Andrew (Andy) Alcock
11 May 2017
It is silly to describe this budget.as an ALP style one even though it might have included a few elements of ALP policies in it.
The LNP Coalition knew it had to do something to avoid introducing a budget like the 2014 one which showed that the LNP Coalition and the rich it have for the very poor.
However, there was no mention of programs to address climate change and dealing with heavy pollution.
Like Julie, I think it is good to see developments in the National Disability Insurance Scheme (NDIS), programs to support indigenous Australians, returned service personnel, needs based school funding etc.
However there are other ways of funding such services as the NDIS without raising the Medicare levy.
Huge savings could be made by:
* not making huge donations and tax concessions to the big corporations (many of which pay little or no tax)
* refusing to be involved in more US wars (Trump wants to go all out in Syria!)
* introducing a Robin Hood tax on the movement of huge sums of money by big corporations and fining the big polluting ones and making them finance clean-ups.
The punitive and harassing drug testing policy for those seeking unemployment benefits shows the contempt that Morrison & Turnbull have for the poor.
Maybe we should demand that no corporation should have tax concessions or tax dollar handouts unless their executives pass drug tests and that they have paid their full rate of tax!
12 May 2017
Education & training for people unemployed is impossible if not mandatory. If people are not forced/pushed by their own or family need what incentive do they have? Do they walk every day to overcome worry, stress and anxiety? Do they eat healthy foods? Both of which would ease calls on health systems. Do they use their God created intelligence to learn instead relying on other people?
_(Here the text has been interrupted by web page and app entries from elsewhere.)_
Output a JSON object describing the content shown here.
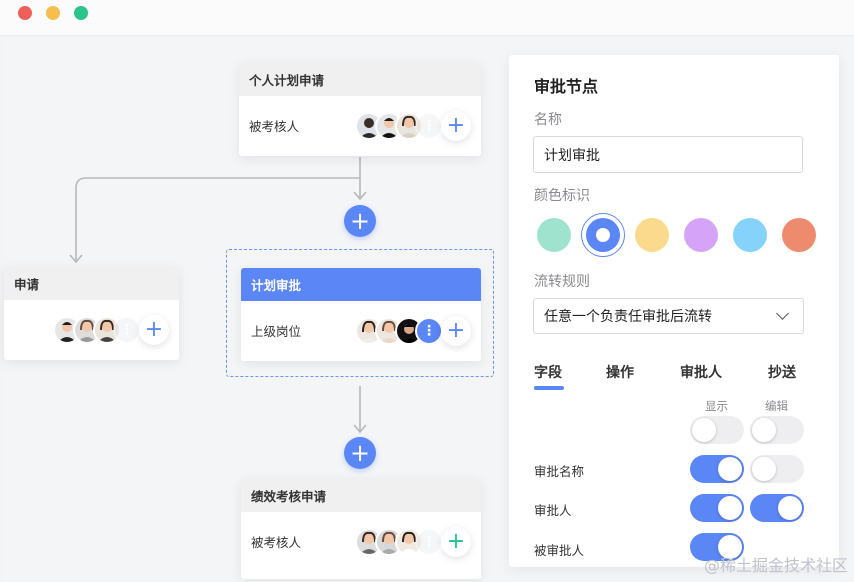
{
  "window": {
    "buttons": {
      "close_color": "#ff5f57",
      "minimize_color": "#febc2e",
      "maximize_color": "#28c840"
    }
  },
  "flow": {
    "nodes": [
      {
        "title": "个人计划申请",
        "role": "被考核人"
      },
      {
        "title": "申请",
        "role": ""
      },
      {
        "title": "计划审批",
        "role": "上级岗位"
      },
      {
        "title": "绩效考核申请",
        "role": "被考核人"
      }
    ]
  },
  "panel": {
    "title": "审批节点",
    "name_label": "名称",
    "name_value": "计划审批",
    "color_label": "颜色标识",
    "colors": [
      "#9fe3cf",
      "#5b86f6",
      "#fbd98d",
      "#d5a4f9",
      "#85d3fa",
      "#ee8a6e"
    ],
    "selected_color_index": 1,
    "rule_label": "流转规则",
    "rule_value": "任意一个负责任审批后流转",
    "tabs": [
      "字段",
      "操作",
      "审批人",
      "抄送"
    ],
    "active_tab": "字段",
    "col_show": "显示",
    "col_edit": "编辑",
    "rows": [
      {
        "label": "",
        "show": false,
        "edit": false
      },
      {
        "label": "审批名称",
        "show": true,
        "edit": false
      },
      {
        "label": "审批人",
        "show": true,
        "edit": true
      },
      {
        "label": "被审批人",
        "show": true,
        "edit": false
      }
    ]
  },
  "watermark": "@稀土掘金技术社区",
  "accent_color": "#5b86f6"
}
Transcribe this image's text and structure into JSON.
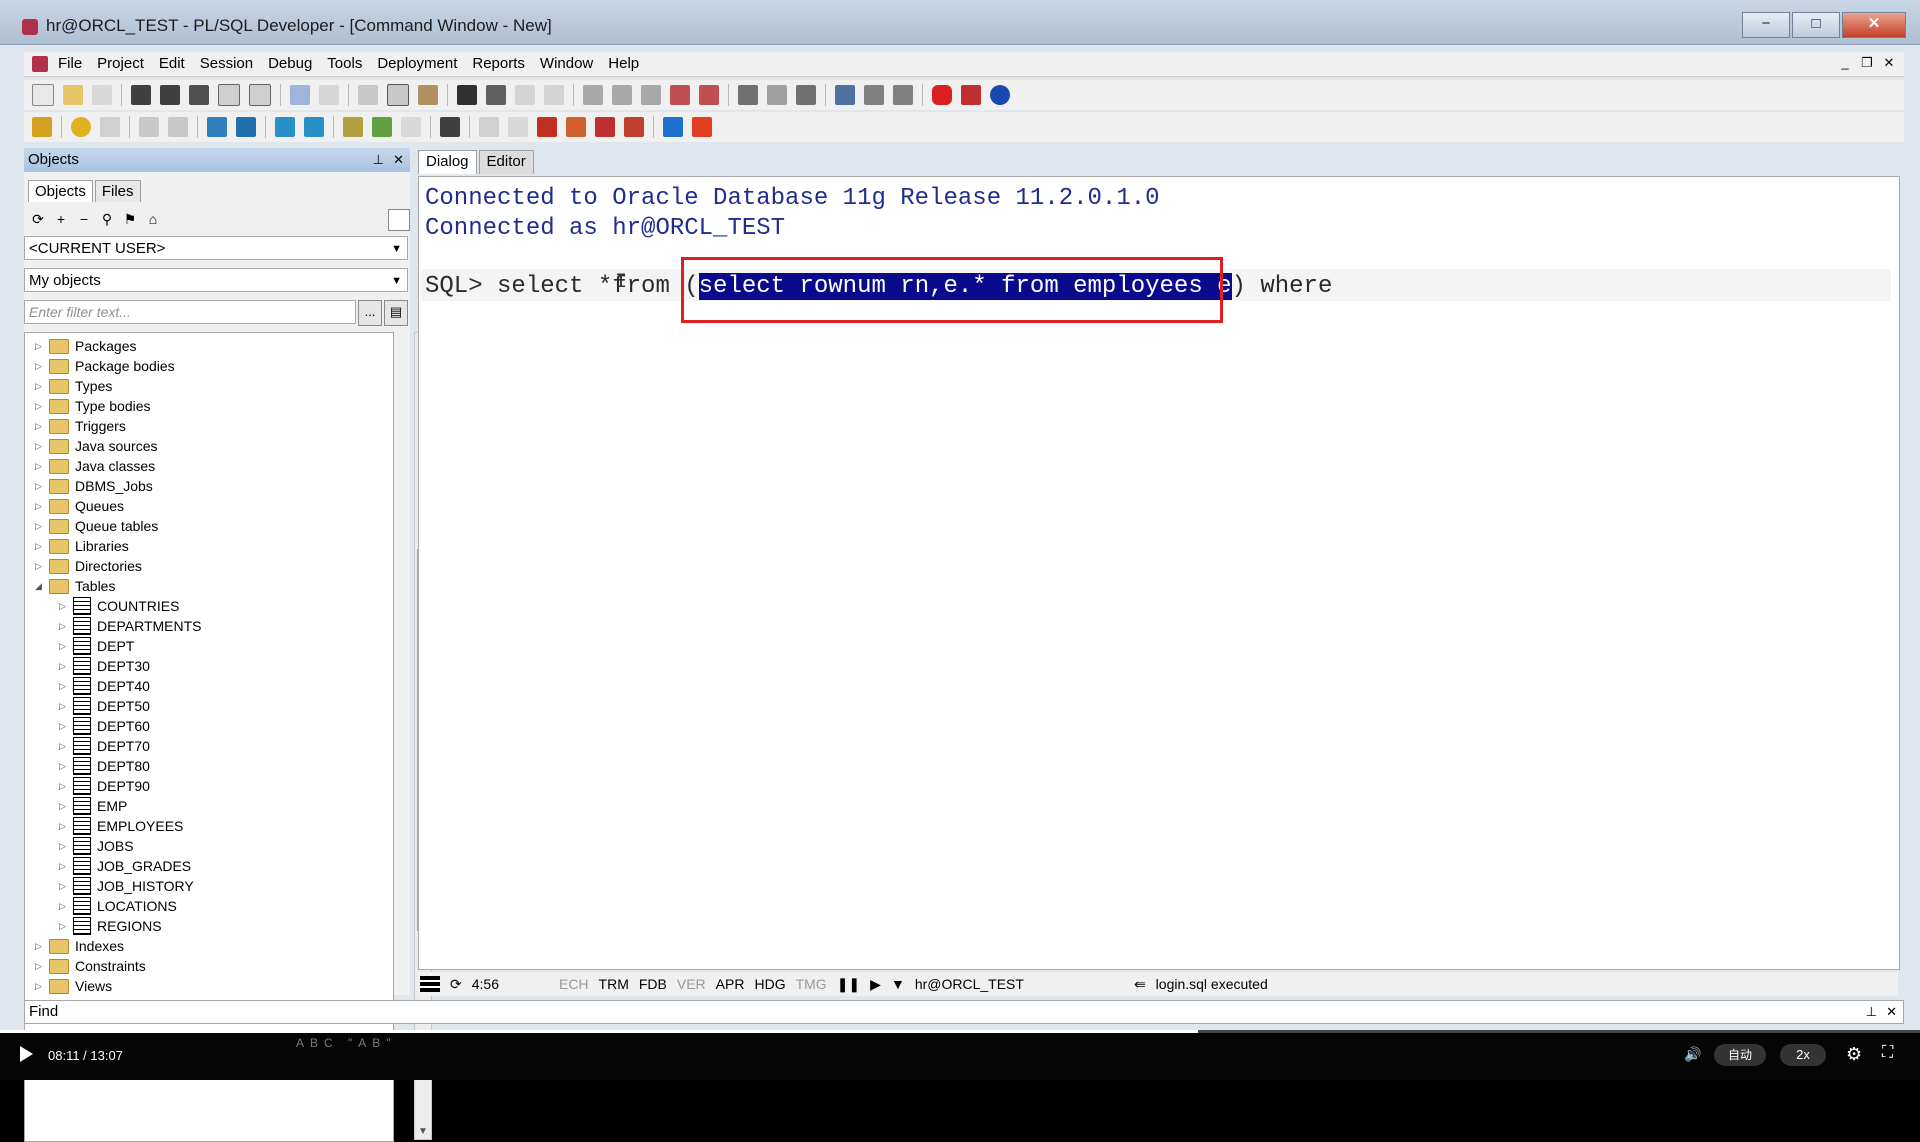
{
  "window": {
    "title": "hr@ORCL_TEST - PL/SQL Developer - [Command Window - New]",
    "btn_min": "−",
    "btn_max": "□",
    "btn_close": "✕"
  },
  "menu": {
    "items": [
      "File",
      "Project",
      "Edit",
      "Session",
      "Debug",
      "Tools",
      "Deployment",
      "Reports",
      "Window",
      "Help"
    ],
    "mdi_min": "_",
    "mdi_restore": "❐",
    "mdi_close": "✕"
  },
  "objects_panel": {
    "header": "Objects",
    "pin": "⊥",
    "close": "✕",
    "tabs": [
      "Objects",
      "Files"
    ],
    "user_select": "<CURRENT USER>",
    "scope_select": "My objects",
    "filter_placeholder": "Enter filter text...",
    "filter_btn": "...",
    "tree": [
      {
        "label": "Packages",
        "level": 0,
        "kind": "folder",
        "expanded": false
      },
      {
        "label": "Package bodies",
        "level": 0,
        "kind": "folder",
        "expanded": false
      },
      {
        "label": "Types",
        "level": 0,
        "kind": "folder",
        "expanded": false
      },
      {
        "label": "Type bodies",
        "level": 0,
        "kind": "folder",
        "expanded": false
      },
      {
        "label": "Triggers",
        "level": 0,
        "kind": "folder",
        "expanded": false
      },
      {
        "label": "Java sources",
        "level": 0,
        "kind": "folder",
        "expanded": false
      },
      {
        "label": "Java classes",
        "level": 0,
        "kind": "folder",
        "expanded": false
      },
      {
        "label": "DBMS_Jobs",
        "level": 0,
        "kind": "folder",
        "expanded": false
      },
      {
        "label": "Queues",
        "level": 0,
        "kind": "folder",
        "expanded": false
      },
      {
        "label": "Queue tables",
        "level": 0,
        "kind": "folder",
        "expanded": false
      },
      {
        "label": "Libraries",
        "level": 0,
        "kind": "folder",
        "expanded": false
      },
      {
        "label": "Directories",
        "level": 0,
        "kind": "folder",
        "expanded": false
      },
      {
        "label": "Tables",
        "level": 0,
        "kind": "folder",
        "expanded": true
      },
      {
        "label": "COUNTRIES",
        "level": 1,
        "kind": "table",
        "expanded": false
      },
      {
        "label": "DEPARTMENTS",
        "level": 1,
        "kind": "table",
        "expanded": false
      },
      {
        "label": "DEPT",
        "level": 1,
        "kind": "table",
        "expanded": false
      },
      {
        "label": "DEPT30",
        "level": 1,
        "kind": "table",
        "expanded": false
      },
      {
        "label": "DEPT40",
        "level": 1,
        "kind": "table",
        "expanded": false
      },
      {
        "label": "DEPT50",
        "level": 1,
        "kind": "table",
        "expanded": false
      },
      {
        "label": "DEPT60",
        "level": 1,
        "kind": "table",
        "expanded": false
      },
      {
        "label": "DEPT70",
        "level": 1,
        "kind": "table",
        "expanded": false
      },
      {
        "label": "DEPT80",
        "level": 1,
        "kind": "table",
        "expanded": false
      },
      {
        "label": "DEPT90",
        "level": 1,
        "kind": "table",
        "expanded": false
      },
      {
        "label": "EMP",
        "level": 1,
        "kind": "table",
        "expanded": false
      },
      {
        "label": "EMPLOYEES",
        "level": 1,
        "kind": "table",
        "expanded": false
      },
      {
        "label": "JOBS",
        "level": 1,
        "kind": "table",
        "expanded": false
      },
      {
        "label": "JOB_GRADES",
        "level": 1,
        "kind": "table",
        "expanded": false
      },
      {
        "label": "JOB_HISTORY",
        "level": 1,
        "kind": "table",
        "expanded": false
      },
      {
        "label": "LOCATIONS",
        "level": 1,
        "kind": "table",
        "expanded": false
      },
      {
        "label": "REGIONS",
        "level": 1,
        "kind": "table",
        "expanded": false
      },
      {
        "label": "Indexes",
        "level": 0,
        "kind": "folder",
        "expanded": false
      },
      {
        "label": "Constraints",
        "level": 0,
        "kind": "folder",
        "expanded": false
      },
      {
        "label": "Views",
        "level": 0,
        "kind": "folder",
        "expanded": false
      }
    ]
  },
  "command_window": {
    "tabs": [
      "Dialog",
      "Editor"
    ],
    "line1": "Connected to Oracle Database 11g Release 11.2.0.1.0",
    "line2": "Connected as hr@ORCL_TEST",
    "prompt": "SQL> select *from (",
    "selected": "select rownum rn,e.* from employees e",
    "tail": ") where"
  },
  "status_bar": {
    "position": "4:56",
    "flags": [
      "ECH",
      "TRM",
      "FDB",
      "VER",
      "APR",
      "HDG",
      "TMG"
    ],
    "flags_active": [
      false,
      true,
      true,
      false,
      true,
      true,
      false
    ],
    "connection": "hr@ORCL_TEST",
    "message": "login.sql executed"
  },
  "find_bar": {
    "label": "Find",
    "pin": "⊥",
    "close": "✕"
  },
  "video": {
    "time": "08:11 / 13:07",
    "played_fraction": 0.624,
    "auto_label": "自动",
    "speed_label": "2x",
    "faint_overlay": "ABC \"AB\""
  },
  "colors": {
    "selection": "#0a0a8c",
    "console_text": "#1f2e8c",
    "highlight_box": "#e02020"
  }
}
Drug testing is almost commonplace today possibly effecting they escalation of violence in football games. And why should CES officers be subjected to drug induced behaviour? Maybe rubber stamping them to send them away? Anyone who complains of civil liberties should realise this is a two-way street. We have rights and responsibilities in equal measure in our society. And looking at what the 'rich 1-2%' have never did anyone good. We each have abilities (and in my case, disabilities) but always the abilities must ascend and disabilities overcome. These things strengthen our character and resourcefulness. I am not a liberal voter but think this budget could be a good thing if its not beaten into nothing in the Senate.